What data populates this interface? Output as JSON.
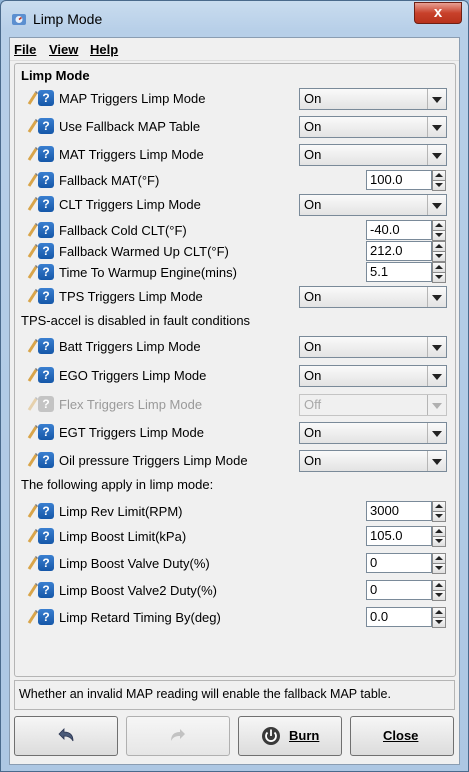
{
  "window": {
    "title": "Limp Mode",
    "close_label": "x"
  },
  "menu": {
    "file": "File",
    "view": "View",
    "help": "Help"
  },
  "panel": {
    "title": "Limp Mode"
  },
  "rows": [
    {
      "label": "MAP Triggers Limp Mode",
      "value": "On"
    },
    {
      "label": "Use Fallback MAP Table",
      "value": "On"
    },
    {
      "label": "MAT Triggers Limp Mode",
      "value": "On"
    },
    {
      "label": "Fallback MAT(°F)",
      "value": "100.0"
    },
    {
      "label": "CLT Triggers Limp Mode",
      "value": "On"
    },
    {
      "label": "Fallback Cold CLT(°F)",
      "value": "-40.0"
    },
    {
      "label": "Fallback Warmed Up CLT(°F)",
      "value": "212.0"
    },
    {
      "label": "Time To Warmup Engine(mins)",
      "value": "5.1"
    },
    {
      "label": "TPS Triggers Limp Mode",
      "value": "On"
    },
    {
      "label": "Batt Triggers Limp Mode",
      "value": "On"
    },
    {
      "label": "EGO Triggers Limp Mode",
      "value": "On"
    },
    {
      "label": "Flex Triggers Limp Mode",
      "value": "Off"
    },
    {
      "label": "EGT Triggers Limp Mode",
      "value": "On"
    },
    {
      "label": "Oil pressure Triggers Limp Mode",
      "value": "On"
    },
    {
      "label": "Limp Rev Limit(RPM)",
      "value": "3000"
    },
    {
      "label": "Limp Boost Limit(kPa)",
      "value": "105.0"
    },
    {
      "label": "Limp Boost Valve Duty(%)",
      "value": "0"
    },
    {
      "label": "Limp Boost Valve2 Duty(%)",
      "value": "0"
    },
    {
      "label": "Limp Retard Timing By(deg)",
      "value": "0.0"
    }
  ],
  "notes": {
    "tps_accel": "TPS-accel is disabled in fault conditions",
    "apply": "The following apply in limp mode:"
  },
  "status": "Whether an invalid MAP reading will enable the fallback MAP table.",
  "buttons": {
    "burn": "Burn",
    "close": "Close"
  },
  "colors": {
    "help_blue": "#1f6cc4",
    "titlebar": "#b9d1ea",
    "close_red": "#c8412b"
  }
}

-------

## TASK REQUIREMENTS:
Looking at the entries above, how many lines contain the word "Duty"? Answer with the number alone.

## RESPONSE FOR THIS EXERCISE:
2